I’ve been authoring this website for a few years and feel like I’ve researched every nuance of resveratrol. I’ve interviewed doctors, researchers, vineyard owners and authors to make sure I truly presented the best resveratrol information on the web.
After three years of research, I figure I qualify as a resveratrol expert now and thought perhaps I should shed light on some of the books in the marketplace talking about it.
So the first book I chose was Resveratrol by Beth Geisler. I chose that one because most of the other books on the market are either about antioxidants or longevity – not too many specifically unveiling the secrets behind resveratrol itself.
So let’s get to it: my Resveratrol Book Review
Beth Geisler’s Resveratrol
This book is a pretty comprehensive look at resveratrol from a layman’s perspective. Beth Geisler has no issue taking apart complex issues and making them simple. If she’s got a gift, that’s it.

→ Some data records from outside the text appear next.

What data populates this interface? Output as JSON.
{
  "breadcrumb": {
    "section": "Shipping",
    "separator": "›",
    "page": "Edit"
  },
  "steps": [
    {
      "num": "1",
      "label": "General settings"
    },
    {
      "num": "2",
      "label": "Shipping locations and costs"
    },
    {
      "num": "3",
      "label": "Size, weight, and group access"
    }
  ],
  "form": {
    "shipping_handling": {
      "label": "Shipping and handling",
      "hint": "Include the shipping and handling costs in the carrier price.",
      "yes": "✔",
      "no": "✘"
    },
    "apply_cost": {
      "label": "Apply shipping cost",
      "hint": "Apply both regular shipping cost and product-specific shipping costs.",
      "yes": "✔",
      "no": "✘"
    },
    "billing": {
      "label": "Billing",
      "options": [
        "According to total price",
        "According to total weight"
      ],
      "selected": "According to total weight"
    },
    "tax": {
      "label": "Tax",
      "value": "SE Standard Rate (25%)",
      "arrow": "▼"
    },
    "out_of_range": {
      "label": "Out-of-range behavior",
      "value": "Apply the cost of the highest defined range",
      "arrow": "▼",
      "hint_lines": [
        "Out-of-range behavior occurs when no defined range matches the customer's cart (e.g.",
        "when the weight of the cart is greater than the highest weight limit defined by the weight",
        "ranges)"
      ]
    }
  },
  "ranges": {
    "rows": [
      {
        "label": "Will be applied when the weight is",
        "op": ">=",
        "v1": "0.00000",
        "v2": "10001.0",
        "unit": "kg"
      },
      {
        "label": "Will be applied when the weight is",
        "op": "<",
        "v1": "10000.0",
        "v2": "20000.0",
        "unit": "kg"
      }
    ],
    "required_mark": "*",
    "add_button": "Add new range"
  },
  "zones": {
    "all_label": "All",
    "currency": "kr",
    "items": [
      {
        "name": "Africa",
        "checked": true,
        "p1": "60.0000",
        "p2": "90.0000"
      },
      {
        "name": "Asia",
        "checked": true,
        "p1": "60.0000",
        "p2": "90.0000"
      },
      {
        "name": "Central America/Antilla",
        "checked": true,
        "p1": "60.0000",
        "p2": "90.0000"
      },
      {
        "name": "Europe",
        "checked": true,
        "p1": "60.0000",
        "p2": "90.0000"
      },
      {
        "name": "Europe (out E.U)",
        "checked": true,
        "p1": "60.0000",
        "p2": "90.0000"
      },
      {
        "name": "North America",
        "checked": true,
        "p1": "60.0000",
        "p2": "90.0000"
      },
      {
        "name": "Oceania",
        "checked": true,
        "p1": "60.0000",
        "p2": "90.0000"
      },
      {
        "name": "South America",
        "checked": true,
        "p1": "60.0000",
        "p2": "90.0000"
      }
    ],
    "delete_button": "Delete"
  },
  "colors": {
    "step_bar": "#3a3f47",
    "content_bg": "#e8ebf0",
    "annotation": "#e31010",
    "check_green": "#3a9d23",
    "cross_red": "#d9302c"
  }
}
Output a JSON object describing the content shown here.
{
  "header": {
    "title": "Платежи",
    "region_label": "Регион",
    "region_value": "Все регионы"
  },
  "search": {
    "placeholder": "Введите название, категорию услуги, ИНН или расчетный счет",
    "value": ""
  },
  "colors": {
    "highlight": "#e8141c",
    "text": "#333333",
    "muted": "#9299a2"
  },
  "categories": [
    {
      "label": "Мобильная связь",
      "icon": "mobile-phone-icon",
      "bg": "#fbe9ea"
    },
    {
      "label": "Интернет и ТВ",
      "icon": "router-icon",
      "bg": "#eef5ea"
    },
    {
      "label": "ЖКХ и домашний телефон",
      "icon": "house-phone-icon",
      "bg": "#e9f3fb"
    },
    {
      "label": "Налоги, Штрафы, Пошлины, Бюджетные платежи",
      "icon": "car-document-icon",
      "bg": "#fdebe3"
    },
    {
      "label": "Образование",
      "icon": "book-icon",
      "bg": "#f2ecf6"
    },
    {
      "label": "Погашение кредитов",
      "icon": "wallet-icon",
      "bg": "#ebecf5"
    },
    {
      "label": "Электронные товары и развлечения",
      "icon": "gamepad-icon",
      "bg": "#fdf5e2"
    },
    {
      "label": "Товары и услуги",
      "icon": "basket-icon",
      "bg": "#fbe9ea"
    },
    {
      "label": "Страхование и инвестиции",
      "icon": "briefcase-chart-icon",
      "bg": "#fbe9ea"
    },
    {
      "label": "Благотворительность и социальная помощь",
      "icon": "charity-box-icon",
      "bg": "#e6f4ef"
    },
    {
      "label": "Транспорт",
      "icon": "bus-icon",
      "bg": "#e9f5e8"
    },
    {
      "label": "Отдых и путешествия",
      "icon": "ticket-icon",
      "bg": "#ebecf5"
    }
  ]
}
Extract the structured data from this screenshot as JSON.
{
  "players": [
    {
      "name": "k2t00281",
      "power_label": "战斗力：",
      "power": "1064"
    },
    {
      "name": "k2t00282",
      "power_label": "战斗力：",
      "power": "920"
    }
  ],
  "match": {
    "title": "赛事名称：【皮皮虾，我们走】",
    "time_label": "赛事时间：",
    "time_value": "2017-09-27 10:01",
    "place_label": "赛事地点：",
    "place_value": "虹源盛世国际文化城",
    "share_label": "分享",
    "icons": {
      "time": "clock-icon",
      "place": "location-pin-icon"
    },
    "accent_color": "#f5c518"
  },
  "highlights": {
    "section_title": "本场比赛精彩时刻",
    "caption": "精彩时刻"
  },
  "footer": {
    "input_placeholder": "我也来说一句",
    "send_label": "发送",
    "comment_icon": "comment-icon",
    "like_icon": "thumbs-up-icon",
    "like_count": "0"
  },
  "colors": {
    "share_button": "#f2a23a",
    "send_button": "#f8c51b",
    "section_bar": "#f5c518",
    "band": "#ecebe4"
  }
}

What is isn’t is a scientific look at the molecule. There aren’t any diagrams of the resveratrol molecule or anything as micro as that. That kind of stuff seems to be reserved for scientific papers, biology and chemistry books. So if you’re looking for details on the bonds within the molecule, stick to using Google image search.
For the rest of us interested in nutrition, eating better, healthy wine and the power of antioxidants in the body, Beth Geisler’s Resveratrol is the read you need.
What’s in it?
I read the book in one sitting, which made me smile. Even though a good portion was the kinds of things I wrote myself, I loved the tone and the angle. But more than anything, I learned some stuff myself (which I hate to even admit at this stage).
The book is organized the way I’d hoped it would be. Beth first introduces resveratrol to the reader, then flows into the sources of resveratrol. (The book has some great charts showing how much resveratrol is in the different food sources).
She then moves on to red wine and what make it healthy, then to longevity and concludes with all kinds of medical research about the proven benefits of resveratrol.
Pretty comprehensive and you feel like you really understand it when you’re done.
Confession: I didn’t know it all
Despite my best efforts to corner every food source that contains resveratrol, I learned from Beth’s book that I failed. I did not know that hops and lingon berries contained resveratrol. That was a pleasant surprise.
Beth’s explanation of a sirtuin activator was pretty fantastic. That part of the book cleared up a few things I didn’t even know were fuzzy. I have a completely refreshed understanding of the terms and am quite grateful for it.
I was also pleasantly surprised to learn about a few websites that can aid you in your resveratrol research. One of them is a government library of supplement labels and the other a place to get a report on the real efficacy of a supplement. Very helpful tips.
All in all I would recommend Beth Geisler’s Resveratrol. Like I said earlier, it’s not a scientific publication so don’t buy it if you’re looking for chemical bonds, electron pairs or covalence.
But if you love reading health stuff, you’ll enjoy this for sure.